Task data below:

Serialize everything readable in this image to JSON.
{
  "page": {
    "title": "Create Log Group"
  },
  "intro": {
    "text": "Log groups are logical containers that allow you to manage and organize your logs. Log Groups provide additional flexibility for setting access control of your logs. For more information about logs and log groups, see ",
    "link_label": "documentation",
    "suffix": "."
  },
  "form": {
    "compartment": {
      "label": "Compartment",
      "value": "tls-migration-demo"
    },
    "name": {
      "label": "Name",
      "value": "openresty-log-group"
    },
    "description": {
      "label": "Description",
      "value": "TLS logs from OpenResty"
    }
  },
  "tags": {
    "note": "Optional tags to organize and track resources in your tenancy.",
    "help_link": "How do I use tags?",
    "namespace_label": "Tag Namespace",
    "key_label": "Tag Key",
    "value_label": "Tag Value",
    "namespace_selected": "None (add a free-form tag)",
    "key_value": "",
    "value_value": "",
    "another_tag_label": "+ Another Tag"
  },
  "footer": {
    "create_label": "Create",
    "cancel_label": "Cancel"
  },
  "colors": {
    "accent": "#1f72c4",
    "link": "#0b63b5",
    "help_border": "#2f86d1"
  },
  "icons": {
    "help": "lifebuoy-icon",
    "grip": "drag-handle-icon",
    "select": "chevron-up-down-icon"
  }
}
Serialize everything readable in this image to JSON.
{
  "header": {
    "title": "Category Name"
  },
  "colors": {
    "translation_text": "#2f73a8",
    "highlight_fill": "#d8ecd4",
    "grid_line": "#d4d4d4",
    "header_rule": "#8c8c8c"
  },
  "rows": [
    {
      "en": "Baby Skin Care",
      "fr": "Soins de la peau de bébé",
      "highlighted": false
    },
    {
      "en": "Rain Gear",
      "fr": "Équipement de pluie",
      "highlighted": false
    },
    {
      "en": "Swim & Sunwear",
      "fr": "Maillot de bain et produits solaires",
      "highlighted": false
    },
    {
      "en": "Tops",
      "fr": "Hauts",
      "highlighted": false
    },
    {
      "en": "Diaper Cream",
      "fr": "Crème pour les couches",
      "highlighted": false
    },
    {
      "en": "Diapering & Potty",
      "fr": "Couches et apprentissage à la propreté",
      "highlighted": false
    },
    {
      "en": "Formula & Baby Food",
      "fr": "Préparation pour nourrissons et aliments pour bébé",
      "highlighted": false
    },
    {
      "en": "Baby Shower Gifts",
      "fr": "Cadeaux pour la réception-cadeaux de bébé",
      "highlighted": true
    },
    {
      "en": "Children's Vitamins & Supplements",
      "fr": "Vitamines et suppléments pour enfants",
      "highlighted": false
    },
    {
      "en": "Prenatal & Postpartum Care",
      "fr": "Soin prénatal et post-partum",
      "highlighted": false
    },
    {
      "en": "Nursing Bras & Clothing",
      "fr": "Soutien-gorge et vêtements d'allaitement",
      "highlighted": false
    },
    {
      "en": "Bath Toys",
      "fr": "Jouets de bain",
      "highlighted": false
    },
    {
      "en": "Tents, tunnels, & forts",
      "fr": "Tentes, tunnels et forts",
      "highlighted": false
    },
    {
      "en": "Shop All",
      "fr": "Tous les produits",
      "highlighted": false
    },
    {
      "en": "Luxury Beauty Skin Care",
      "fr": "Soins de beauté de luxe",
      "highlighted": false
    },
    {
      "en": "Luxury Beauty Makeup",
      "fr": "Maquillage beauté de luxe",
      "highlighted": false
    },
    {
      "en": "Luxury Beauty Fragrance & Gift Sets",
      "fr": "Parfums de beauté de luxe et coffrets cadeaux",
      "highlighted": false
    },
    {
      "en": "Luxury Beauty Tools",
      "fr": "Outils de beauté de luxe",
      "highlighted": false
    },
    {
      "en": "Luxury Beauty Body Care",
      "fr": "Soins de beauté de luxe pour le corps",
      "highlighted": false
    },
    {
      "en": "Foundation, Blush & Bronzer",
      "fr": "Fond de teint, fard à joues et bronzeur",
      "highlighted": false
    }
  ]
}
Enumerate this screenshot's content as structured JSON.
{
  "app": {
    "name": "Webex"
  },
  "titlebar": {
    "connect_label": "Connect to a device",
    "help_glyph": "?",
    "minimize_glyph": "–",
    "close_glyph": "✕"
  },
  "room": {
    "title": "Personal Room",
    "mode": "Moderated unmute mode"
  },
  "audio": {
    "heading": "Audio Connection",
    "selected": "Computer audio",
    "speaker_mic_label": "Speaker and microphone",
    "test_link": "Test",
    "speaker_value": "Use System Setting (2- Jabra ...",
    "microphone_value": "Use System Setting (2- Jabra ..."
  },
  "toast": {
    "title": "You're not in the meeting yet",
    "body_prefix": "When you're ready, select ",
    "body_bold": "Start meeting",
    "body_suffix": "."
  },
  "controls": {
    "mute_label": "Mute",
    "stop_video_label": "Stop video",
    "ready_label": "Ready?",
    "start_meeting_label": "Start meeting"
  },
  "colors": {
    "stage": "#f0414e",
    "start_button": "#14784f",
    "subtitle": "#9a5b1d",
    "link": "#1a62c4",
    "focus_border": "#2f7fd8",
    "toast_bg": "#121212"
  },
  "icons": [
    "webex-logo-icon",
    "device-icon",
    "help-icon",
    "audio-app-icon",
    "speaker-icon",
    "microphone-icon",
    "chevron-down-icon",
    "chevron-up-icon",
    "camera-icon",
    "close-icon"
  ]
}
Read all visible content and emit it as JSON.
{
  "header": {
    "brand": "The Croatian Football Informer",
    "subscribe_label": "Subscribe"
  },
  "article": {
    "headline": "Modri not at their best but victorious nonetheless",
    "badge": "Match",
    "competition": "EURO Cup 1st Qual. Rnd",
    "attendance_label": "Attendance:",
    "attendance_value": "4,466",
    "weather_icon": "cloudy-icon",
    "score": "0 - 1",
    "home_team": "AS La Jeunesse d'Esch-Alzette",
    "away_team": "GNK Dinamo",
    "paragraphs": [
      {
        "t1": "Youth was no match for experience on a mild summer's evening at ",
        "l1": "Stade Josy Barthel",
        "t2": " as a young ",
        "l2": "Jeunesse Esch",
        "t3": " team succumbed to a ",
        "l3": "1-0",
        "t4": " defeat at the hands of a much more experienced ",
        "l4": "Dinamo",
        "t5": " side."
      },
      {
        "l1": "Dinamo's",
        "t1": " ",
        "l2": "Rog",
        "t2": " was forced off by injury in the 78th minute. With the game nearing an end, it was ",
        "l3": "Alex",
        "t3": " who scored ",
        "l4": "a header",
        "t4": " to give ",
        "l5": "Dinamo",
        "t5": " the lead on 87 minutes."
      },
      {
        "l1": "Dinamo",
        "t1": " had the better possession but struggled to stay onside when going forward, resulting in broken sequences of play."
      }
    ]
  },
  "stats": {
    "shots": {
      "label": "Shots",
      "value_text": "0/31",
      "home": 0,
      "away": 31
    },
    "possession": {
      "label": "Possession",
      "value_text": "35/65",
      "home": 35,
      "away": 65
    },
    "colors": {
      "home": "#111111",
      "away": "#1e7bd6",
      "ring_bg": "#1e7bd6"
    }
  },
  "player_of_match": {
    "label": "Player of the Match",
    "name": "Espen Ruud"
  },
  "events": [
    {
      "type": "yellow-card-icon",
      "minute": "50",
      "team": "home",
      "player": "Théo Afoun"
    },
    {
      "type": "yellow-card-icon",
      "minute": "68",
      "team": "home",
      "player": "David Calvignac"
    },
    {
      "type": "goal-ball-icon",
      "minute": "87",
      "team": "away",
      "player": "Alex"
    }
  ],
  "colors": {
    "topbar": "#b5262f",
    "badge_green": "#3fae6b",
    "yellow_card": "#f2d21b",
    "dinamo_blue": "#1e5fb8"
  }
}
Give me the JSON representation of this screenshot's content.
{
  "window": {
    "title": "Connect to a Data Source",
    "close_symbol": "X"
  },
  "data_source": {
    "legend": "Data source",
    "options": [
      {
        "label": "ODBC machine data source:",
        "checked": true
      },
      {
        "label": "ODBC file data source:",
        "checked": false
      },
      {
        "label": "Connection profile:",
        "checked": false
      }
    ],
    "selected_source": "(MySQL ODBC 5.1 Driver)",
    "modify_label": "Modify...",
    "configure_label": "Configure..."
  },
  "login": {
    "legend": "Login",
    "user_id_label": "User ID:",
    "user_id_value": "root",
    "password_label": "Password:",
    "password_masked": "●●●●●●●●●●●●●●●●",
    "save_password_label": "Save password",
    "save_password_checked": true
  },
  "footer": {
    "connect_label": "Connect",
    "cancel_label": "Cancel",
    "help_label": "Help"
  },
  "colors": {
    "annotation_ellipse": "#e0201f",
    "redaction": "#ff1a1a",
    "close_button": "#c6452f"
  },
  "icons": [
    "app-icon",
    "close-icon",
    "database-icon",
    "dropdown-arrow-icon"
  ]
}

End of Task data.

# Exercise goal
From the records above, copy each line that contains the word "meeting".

# Solution
    "title": "You're not in the meeting yet",
    "body_bold": "Start meeting",
    "start_meeting_label": "Start meeting"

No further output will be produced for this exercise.